TASK TO CARRY OUT:
Once you find the line below that contains "Read all visible content and emit it as JSON.", write it out along with every later line exactly as given, stopping only when the records end. Omit the pictures.

Records from a dataset
----------------------------------------
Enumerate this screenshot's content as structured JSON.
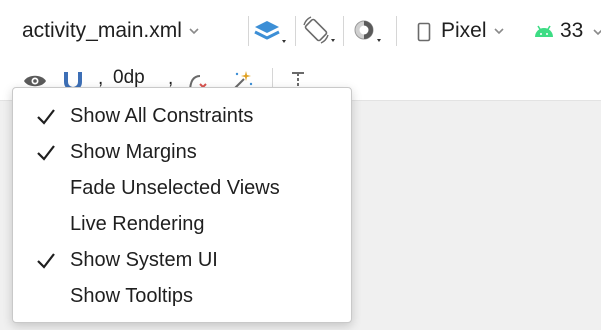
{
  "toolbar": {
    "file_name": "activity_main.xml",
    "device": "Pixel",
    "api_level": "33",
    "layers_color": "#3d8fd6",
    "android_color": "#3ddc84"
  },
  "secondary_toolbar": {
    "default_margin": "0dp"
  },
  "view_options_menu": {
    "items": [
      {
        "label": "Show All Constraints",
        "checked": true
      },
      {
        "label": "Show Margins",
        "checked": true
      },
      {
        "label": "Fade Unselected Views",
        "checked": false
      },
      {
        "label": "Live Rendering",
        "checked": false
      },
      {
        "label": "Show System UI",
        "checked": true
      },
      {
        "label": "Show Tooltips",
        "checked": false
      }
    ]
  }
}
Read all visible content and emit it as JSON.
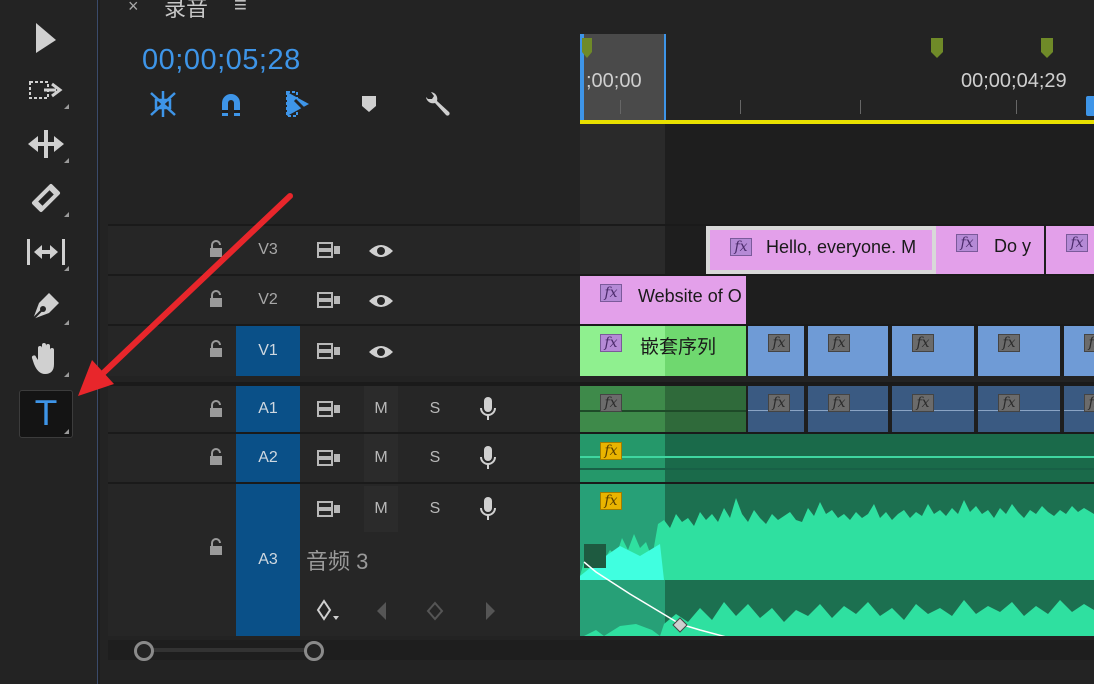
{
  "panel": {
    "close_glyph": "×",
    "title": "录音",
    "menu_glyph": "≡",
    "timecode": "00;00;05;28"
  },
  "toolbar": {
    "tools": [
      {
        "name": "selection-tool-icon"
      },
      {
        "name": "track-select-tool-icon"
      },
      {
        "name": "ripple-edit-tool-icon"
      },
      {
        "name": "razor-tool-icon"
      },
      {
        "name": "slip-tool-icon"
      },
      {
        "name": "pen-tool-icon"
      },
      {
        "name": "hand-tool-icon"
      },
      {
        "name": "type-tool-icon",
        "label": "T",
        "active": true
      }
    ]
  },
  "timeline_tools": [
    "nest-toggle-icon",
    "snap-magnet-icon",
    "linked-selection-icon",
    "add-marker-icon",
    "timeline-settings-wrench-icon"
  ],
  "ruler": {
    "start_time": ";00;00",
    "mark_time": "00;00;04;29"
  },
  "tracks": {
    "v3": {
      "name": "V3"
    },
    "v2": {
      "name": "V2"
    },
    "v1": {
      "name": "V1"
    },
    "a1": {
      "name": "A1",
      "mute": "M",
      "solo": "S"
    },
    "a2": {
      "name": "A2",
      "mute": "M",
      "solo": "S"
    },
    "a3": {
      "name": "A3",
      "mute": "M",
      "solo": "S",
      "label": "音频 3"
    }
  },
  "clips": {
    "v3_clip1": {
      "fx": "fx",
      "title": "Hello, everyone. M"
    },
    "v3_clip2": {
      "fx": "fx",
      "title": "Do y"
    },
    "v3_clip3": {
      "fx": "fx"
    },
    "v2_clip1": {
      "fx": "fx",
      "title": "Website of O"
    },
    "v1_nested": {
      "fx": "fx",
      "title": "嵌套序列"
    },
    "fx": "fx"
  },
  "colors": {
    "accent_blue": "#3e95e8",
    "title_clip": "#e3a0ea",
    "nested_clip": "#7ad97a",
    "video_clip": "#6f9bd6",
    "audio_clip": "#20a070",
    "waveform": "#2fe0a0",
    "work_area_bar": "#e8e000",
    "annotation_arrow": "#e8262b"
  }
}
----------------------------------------
SOLUTION FOR THIS TASK:
Read all visible content and emit it as JSON.
{
  "panel": {
    "close_glyph": "×",
    "title": "录音",
    "menu_glyph": "≡",
    "timecode": "00;00;05;28"
  },
  "toolbar": {
    "tools": [
      {
        "name": "selection-tool-icon"
      },
      {
        "name": "track-select-tool-icon"
      },
      {
        "name": "ripple-edit-tool-icon"
      },
      {
        "name": "razor-tool-icon"
      },
      {
        "name": "slip-tool-icon"
      },
      {
        "name": "pen-tool-icon"
      },
      {
        "name": "hand-tool-icon"
      },
      {
        "name": "type-tool-icon",
        "label": "T",
        "active": true
      }
    ]
  },
  "timeline_tools": [
    "nest-toggle-icon",
    "snap-magnet-icon",
    "linked-selection-icon",
    "add-marker-icon",
    "timeline-settings-wrench-icon"
  ],
  "ruler": {
    "start_time": ";00;00",
    "mark_time": "00;00;04;29"
  },
  "tracks": {
    "v3": {
      "name": "V3"
    },
    "v2": {
      "name": "V2"
    },
    "v1": {
      "name": "V1"
    },
    "a1": {
      "name": "A1",
      "mute": "M",
      "solo": "S"
    },
    "a2": {
      "name": "A2",
      "mute": "M",
      "solo": "S"
    },
    "a3": {
      "name": "A3",
      "mute": "M",
      "solo": "S",
      "label": "音频 3"
    }
  },
  "clips": {
    "v3_clip1": {
      "fx": "fx",
      "title": "Hello, everyone. M"
    },
    "v3_clip2": {
      "fx": "fx",
      "title": "Do y"
    },
    "v3_clip3": {
      "fx": "fx"
    },
    "v2_clip1": {
      "fx": "fx",
      "title": "Website of O"
    },
    "v1_nested": {
      "fx": "fx",
      "title": "嵌套序列"
    },
    "fx": "fx"
  },
  "colors": {
    "accent_blue": "#3e95e8",
    "title_clip": "#e3a0ea",
    "nested_clip": "#7ad97a",
    "video_clip": "#6f9bd6",
    "audio_clip": "#20a070",
    "waveform": "#2fe0a0",
    "work_area_bar": "#e8e000",
    "annotation_arrow": "#e8262b"
  }
}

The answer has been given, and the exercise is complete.